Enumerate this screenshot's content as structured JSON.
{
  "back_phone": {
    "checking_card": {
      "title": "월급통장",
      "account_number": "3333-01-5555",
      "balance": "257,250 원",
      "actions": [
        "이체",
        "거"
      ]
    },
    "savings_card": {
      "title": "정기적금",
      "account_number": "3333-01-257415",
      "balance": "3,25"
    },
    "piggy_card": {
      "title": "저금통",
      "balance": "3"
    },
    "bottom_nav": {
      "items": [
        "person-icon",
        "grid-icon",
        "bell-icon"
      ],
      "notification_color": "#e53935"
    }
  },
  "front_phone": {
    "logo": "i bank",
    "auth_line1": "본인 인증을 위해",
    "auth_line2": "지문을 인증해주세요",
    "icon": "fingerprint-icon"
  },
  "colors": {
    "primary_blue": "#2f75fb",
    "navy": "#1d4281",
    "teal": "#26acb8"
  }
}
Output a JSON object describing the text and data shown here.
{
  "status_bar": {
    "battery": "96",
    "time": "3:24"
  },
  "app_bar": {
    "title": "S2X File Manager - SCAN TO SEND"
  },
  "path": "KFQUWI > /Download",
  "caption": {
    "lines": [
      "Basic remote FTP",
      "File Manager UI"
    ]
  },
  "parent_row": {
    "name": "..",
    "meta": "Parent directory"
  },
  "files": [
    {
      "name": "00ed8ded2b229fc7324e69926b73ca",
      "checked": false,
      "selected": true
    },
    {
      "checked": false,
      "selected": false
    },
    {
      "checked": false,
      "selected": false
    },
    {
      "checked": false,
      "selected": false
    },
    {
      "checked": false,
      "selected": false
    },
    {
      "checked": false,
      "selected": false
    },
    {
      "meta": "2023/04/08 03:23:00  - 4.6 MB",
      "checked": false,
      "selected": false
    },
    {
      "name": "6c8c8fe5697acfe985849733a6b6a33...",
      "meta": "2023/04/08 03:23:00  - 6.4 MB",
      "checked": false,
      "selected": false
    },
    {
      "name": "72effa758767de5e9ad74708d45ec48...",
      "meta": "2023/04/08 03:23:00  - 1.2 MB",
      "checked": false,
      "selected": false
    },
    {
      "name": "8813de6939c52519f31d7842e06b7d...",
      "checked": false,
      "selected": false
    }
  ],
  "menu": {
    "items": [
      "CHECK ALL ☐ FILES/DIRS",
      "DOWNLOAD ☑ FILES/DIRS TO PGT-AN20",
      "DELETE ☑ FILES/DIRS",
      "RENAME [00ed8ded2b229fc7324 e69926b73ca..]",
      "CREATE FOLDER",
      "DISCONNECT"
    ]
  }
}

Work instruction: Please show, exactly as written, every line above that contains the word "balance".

Solution for this problem:
      "balance": "257,250 원",
      "balance": "3,25"
      "balance": "3"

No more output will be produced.